The Baseball Writers' Association of America has elected Ivan Rodriguez, Jeff Bagwell and Tim Raines into the 2017 Class of the Hall of Fame. Former Oriole, Yankee Mike Mussina didn't receive enough votes. (Kevin Richardson/Baltimore Sun video)
Former Orioles ace Mike Mussina continued to move closer to the 75 percent voting threshold needed to earn election to the Baseball Hall of Fame. He received 51.8 percent in his fourth year on the ballot.
Mussina garnered 30 more votes than last year, when he received just 43 percent. That's a pretty dramatic increase over one year.
He now ranks sixth among those who will return to the ballot in 2018, trailing Trevor Hoffman (74 percent), Vladimir Guerrero (71.7), Edgar Martinez (58.6), Roger Clemens (54.1) and Barry Bonds (53.8).
If Martinez continues to trend upward approaching his final two seasons on the ballot, much like Tim Raines did, all five of the players ahead of Mussina appear to eventually heading to the Hall of Fame.
Having said that, next year's ballot includes first-timers Chipper Jones and Jim Thome, who both have the credentials to be voted in during their first year of eligibility.
It is significant that Mussina passed Curt Schilling, who received 31 fewer votes this year and took in just 45 percent, a clear sign that Schilling's support fell after a year in which he made a series of controversial comments, including one supporting the lynching of journalists.
When Mussina first appeared on the ballot in 2014 and received just 20.3 percent of the vote, the biggest question was whether he could emerge from a crowded group of Hall of Fame contenders by the time his 10 years of eligibility were exhausted.
But with three players going in this year – Raines, Jeff Bagwell and Ivan Rodriguez – there have been 12 players elected over the past four years. So the field is much less cluttered, which favors Mussina.

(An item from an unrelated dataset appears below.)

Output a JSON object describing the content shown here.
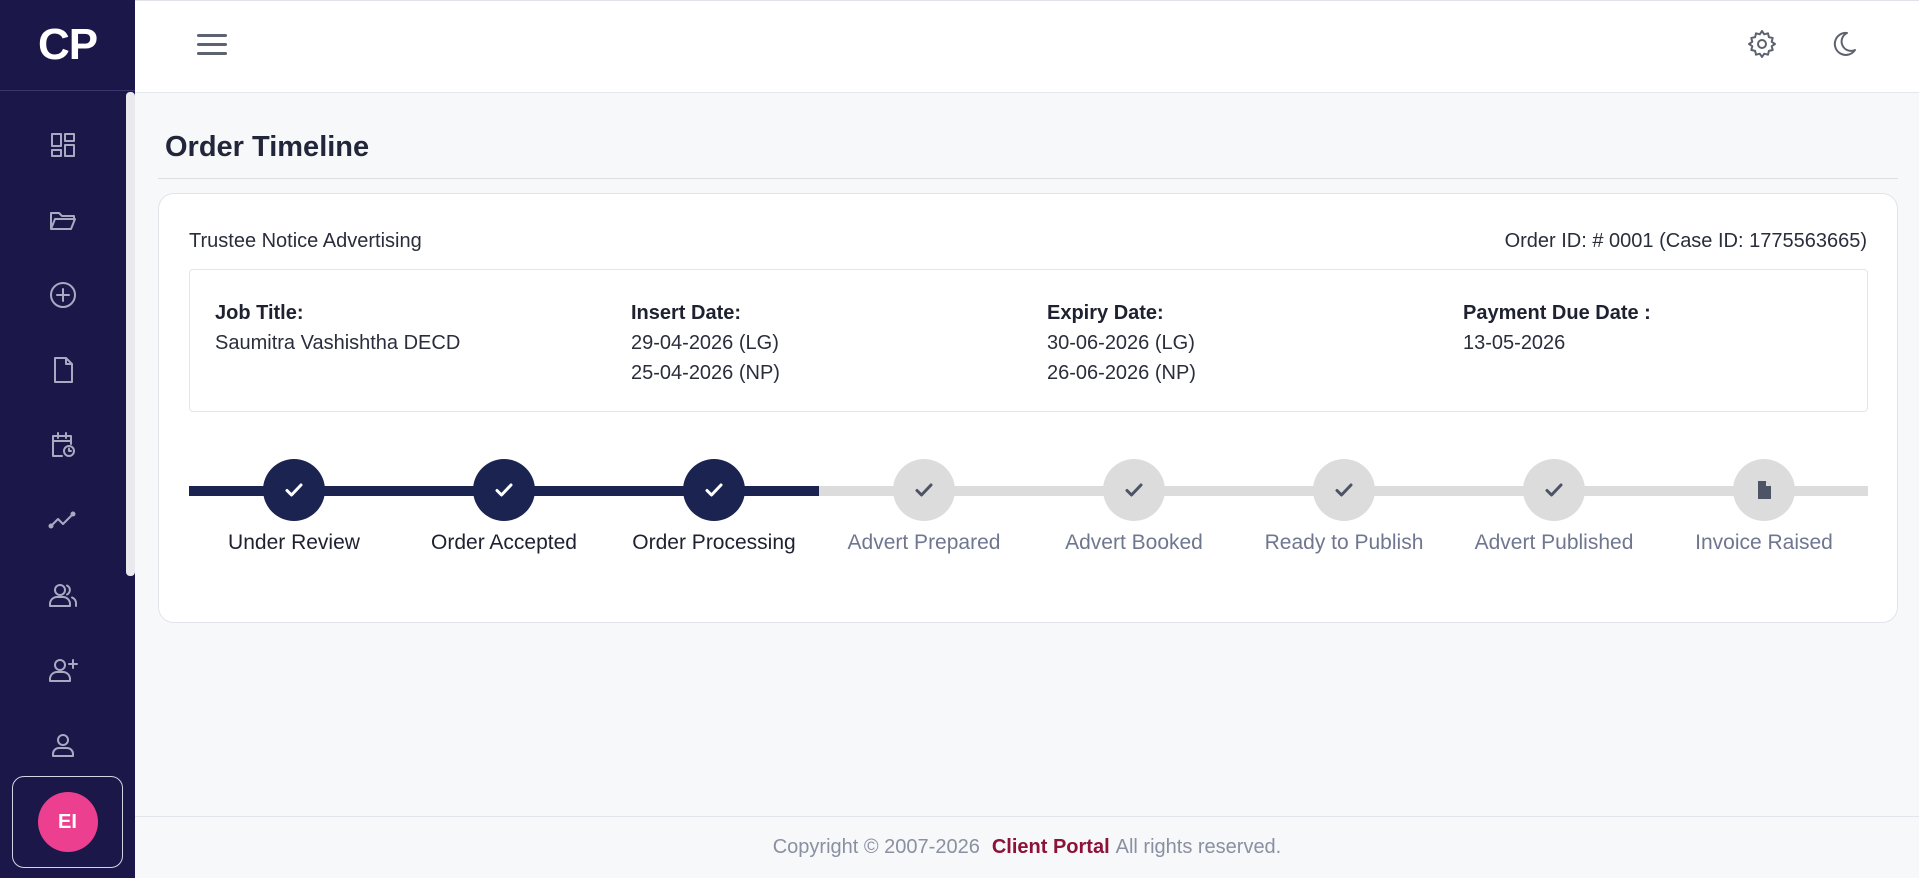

Mussina has six more years on the ballot, and essentially has 103 votes to make up in that span. The fact that he has added 113 over the past three years indicates that he's well on his way, possibly by 2020.
The question now is whether Mussina's momentum will continue to be roadblocked by the growing approval of Clemens and Bonds, who are just ahead of him in the voting. Those two players' paths to Cooperstown has been delayed by connections to performance-enhancing drugs.
Both Clemens and Bonds have five years of eligibility remaining, so they have time to continue to build up support. And after Jones and Thome join the ballot next year, Mariano Rivera is the only surefire Hall of Famer to join in 2019 before Derek Jeter is eligible in 2020.
That should also help Mussina moving forward, regardless of where Bonds and Clemens end up, especially if multiple players continue to be voted in at the current pace.
Mussina still has some time to wait, but it's looking more and more likely that he will receive a call from Cooperstown.